Online Welding Schools
Welding is very much a hands-on type of trade, and consequently not extremely compatible with training online. However, there are a small number of online welding programs offered by specific community colleges and trade schools in the greater Washington AR area that can count toward a degree or certificate program. These classes primarily deal with such topics as reading blueprints, safety,, and metallurgy. They can help provide a novice a basis to start their training and education. However, the most important point is that you can’t learn how to weld or work with welding materials until you actually do it. Obviously that can’t be done online. These skills have to be learned in an on-campus setting or in an apprenticeship. Online or distance learning is more appropriate for seasoned welders that would like to advance their expertise or possibly obtain a more advanced degree. So if you should find an online welding degree or certificate program, be extremely careful and make certain that the larger part of the training is done on campus or in a workshop type of setting.
Select the Ideal Welding Vocational Program Washington AR

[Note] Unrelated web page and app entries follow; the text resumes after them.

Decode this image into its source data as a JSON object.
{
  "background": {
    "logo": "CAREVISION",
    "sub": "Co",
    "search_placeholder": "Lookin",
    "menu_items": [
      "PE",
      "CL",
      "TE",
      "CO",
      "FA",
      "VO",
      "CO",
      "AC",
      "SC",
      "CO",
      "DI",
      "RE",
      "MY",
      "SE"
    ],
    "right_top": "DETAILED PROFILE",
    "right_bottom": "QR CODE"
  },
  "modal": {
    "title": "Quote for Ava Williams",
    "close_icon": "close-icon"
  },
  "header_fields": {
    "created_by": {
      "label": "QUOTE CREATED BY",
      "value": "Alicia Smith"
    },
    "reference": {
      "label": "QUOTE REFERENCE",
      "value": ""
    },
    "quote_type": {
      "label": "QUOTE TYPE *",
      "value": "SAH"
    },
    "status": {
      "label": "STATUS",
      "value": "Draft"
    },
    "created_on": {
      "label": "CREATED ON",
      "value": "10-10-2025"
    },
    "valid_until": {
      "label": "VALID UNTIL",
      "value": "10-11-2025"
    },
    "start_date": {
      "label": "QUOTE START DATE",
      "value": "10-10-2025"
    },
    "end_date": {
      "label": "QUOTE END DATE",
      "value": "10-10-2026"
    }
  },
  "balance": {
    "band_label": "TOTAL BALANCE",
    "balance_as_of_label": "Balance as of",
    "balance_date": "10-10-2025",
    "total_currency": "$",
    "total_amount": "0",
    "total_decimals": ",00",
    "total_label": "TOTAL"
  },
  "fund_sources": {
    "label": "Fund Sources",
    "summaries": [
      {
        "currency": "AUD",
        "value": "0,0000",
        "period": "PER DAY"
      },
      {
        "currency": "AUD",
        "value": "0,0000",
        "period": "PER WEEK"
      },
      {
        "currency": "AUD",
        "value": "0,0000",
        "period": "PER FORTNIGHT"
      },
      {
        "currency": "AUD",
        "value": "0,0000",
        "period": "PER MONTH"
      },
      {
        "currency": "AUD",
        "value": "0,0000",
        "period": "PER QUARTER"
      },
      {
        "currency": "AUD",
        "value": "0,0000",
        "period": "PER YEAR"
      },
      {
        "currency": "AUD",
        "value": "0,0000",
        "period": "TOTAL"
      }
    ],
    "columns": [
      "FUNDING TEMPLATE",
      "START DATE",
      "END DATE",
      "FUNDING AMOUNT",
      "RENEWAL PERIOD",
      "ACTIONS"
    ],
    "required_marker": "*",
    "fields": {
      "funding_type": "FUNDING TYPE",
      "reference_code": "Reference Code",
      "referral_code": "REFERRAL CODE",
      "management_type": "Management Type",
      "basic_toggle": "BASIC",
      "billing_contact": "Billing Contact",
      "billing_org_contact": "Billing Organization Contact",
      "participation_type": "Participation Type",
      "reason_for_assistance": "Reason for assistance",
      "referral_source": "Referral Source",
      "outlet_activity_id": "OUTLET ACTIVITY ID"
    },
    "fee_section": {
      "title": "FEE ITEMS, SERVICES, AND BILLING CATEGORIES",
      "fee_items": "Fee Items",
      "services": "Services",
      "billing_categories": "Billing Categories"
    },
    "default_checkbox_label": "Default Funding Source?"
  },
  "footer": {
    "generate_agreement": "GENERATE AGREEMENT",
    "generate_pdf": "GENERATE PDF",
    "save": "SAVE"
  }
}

Choosing the ideal welding training program will probably be the most critical decision you will make to start your new profession. As we have covered in this article, there are a number of things that you will need to assess and compare among the schools you are reviewing. It’s a necessity that any welding training that you are assessing includes a good deal of hands-on instruction. Classes need to be small in size and each student must have their personal welding machine to train with. Classroom education should provide a real-world context, and the course of study should be up-to-date and conform with industry standards. Training programs differ in length and the type of credential provided, so you will need to ascertain what length of program and certificate or degree will best serve your needs. Each training program provides unique options for certification as well. Perhaps the best means to research your final list of schools is to visit each campus and talk with the faculty and students. Invest some time to monitor some classes. Tour the campus and facilities. Make sure that you are confident that the school you decide on is the best one for you. With the proper training, hard work and commitment, the end outcome will be a new career as a professional welder in Washington AR.